> **WHAT TO WORK ON**: Your task is to copy each line of the material that includes "xlabel".

○ ○ ○

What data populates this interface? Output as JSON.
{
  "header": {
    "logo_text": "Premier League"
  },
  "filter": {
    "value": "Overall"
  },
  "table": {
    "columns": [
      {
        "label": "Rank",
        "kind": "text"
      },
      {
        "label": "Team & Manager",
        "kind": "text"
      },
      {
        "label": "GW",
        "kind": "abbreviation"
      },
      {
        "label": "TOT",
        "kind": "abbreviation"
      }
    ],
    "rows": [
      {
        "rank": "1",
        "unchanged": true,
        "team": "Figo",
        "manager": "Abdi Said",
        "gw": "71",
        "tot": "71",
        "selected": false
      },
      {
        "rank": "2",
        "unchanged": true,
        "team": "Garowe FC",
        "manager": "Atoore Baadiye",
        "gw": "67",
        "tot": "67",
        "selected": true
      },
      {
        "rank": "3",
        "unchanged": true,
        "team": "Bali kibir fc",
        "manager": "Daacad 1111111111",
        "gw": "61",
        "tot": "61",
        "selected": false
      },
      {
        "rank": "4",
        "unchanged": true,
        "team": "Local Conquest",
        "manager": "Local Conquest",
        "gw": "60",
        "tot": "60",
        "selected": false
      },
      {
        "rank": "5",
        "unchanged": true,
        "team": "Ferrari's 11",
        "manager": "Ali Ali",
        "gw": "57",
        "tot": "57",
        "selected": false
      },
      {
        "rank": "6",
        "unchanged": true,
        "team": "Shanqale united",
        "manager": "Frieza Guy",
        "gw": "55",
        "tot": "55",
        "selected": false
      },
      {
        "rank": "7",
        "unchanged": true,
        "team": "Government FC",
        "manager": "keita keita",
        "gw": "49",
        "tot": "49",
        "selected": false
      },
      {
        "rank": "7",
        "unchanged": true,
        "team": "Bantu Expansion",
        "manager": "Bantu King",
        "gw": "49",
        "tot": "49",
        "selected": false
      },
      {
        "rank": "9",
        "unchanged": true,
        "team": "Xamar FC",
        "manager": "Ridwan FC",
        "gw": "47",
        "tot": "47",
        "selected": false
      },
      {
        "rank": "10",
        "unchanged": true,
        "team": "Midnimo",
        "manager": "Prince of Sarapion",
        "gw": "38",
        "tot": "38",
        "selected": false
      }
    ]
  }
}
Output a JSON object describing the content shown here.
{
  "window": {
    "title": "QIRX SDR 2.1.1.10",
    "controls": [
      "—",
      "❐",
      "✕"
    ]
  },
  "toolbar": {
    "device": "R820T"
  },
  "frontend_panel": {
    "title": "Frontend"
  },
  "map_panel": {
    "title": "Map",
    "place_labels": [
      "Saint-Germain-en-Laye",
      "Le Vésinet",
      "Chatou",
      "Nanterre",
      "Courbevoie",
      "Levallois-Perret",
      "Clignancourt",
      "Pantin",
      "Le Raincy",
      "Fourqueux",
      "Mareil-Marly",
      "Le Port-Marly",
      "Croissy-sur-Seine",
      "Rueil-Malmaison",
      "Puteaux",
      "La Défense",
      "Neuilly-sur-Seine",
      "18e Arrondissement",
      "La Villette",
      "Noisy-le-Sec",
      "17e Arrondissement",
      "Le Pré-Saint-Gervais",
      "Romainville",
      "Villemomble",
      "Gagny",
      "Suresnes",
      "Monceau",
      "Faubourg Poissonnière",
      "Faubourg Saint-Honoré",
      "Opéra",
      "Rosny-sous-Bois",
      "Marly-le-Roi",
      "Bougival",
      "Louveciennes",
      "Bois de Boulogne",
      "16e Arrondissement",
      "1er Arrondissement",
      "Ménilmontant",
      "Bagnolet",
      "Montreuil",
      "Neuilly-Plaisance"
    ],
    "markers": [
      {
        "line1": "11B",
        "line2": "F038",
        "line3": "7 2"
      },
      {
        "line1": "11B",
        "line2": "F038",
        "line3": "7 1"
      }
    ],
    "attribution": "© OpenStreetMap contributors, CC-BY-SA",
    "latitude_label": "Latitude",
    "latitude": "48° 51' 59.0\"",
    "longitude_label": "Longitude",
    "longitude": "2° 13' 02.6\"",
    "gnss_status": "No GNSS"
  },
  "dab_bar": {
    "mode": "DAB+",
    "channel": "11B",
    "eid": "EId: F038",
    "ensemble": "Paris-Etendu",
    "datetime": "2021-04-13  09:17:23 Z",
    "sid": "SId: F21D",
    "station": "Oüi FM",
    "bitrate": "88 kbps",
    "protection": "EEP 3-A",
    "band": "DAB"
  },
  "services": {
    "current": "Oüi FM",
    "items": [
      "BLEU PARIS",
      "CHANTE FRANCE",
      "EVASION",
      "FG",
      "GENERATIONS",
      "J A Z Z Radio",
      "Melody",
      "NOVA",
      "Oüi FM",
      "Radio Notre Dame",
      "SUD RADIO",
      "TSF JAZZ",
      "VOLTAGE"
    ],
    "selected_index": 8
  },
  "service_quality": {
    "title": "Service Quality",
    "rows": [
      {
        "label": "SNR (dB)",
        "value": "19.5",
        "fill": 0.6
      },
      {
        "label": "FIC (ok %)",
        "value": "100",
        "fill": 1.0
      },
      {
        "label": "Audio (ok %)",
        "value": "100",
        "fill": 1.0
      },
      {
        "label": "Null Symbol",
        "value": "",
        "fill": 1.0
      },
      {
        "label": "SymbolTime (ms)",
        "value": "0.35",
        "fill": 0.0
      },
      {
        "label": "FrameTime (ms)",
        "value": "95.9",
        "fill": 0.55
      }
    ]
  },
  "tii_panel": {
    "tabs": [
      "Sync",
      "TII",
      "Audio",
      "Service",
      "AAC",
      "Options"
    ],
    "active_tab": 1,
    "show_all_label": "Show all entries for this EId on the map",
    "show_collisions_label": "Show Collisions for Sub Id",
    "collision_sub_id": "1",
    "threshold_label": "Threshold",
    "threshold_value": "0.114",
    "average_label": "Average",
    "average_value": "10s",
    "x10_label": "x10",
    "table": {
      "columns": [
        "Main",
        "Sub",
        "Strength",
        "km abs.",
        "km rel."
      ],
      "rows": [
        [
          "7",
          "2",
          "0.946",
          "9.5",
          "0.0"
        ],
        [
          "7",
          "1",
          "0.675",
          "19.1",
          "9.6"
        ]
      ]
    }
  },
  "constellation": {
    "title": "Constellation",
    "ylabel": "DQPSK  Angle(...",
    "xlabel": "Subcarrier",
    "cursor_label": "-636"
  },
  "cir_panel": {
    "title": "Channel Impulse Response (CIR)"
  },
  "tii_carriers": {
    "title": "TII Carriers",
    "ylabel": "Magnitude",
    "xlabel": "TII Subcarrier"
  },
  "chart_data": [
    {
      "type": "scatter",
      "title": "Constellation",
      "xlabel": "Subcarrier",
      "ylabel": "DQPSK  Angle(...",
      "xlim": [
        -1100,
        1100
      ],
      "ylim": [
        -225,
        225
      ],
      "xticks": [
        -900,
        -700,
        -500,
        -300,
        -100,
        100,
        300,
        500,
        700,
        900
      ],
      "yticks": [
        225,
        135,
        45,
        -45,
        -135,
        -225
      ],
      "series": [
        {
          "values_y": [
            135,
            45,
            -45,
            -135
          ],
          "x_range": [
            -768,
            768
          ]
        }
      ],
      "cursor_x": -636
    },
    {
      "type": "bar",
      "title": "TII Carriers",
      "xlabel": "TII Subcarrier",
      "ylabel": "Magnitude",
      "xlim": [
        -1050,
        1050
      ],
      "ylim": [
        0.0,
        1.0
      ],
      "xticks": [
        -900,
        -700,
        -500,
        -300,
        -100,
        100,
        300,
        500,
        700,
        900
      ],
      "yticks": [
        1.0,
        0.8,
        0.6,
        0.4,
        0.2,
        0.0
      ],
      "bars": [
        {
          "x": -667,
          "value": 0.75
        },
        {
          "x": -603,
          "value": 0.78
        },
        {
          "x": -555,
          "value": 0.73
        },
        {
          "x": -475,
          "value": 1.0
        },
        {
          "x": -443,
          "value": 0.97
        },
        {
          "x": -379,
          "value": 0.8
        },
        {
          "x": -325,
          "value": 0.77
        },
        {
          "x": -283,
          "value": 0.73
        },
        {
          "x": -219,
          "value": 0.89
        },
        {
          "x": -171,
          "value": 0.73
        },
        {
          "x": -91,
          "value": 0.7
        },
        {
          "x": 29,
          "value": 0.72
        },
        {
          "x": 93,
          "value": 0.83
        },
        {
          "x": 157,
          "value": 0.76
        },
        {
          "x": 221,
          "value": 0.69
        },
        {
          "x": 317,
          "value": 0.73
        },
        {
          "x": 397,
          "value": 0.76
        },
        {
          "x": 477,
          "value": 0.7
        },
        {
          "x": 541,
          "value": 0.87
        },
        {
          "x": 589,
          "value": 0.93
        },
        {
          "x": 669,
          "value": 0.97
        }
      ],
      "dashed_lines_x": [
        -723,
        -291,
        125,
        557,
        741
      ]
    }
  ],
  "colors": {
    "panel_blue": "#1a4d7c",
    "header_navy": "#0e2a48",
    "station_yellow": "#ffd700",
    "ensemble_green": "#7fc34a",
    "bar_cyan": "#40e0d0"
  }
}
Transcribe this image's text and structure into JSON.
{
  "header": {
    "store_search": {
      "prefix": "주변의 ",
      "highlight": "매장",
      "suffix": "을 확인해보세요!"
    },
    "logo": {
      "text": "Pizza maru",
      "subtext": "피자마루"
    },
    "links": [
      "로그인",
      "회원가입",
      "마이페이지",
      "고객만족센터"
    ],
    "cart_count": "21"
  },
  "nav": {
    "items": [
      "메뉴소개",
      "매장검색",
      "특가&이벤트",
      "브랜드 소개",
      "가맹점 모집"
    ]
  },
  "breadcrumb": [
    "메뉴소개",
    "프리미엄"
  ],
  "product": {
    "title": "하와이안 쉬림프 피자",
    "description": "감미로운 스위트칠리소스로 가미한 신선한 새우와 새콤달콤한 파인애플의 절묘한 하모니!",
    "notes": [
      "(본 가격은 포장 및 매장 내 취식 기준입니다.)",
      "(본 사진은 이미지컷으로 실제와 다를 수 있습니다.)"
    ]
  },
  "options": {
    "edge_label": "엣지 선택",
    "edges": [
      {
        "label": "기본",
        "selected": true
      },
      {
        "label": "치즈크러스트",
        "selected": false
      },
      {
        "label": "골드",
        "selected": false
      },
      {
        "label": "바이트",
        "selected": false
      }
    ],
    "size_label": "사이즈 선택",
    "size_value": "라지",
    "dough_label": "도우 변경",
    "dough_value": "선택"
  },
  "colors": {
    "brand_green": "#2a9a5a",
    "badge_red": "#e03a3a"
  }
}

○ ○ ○

> **ANSWER SECTION**:
    "xlabel": "Subcarrier",
    "xlabel": "TII Subcarrier"
      "xlabel": "Subcarrier",
      "xlabel": "TII Subcarrier",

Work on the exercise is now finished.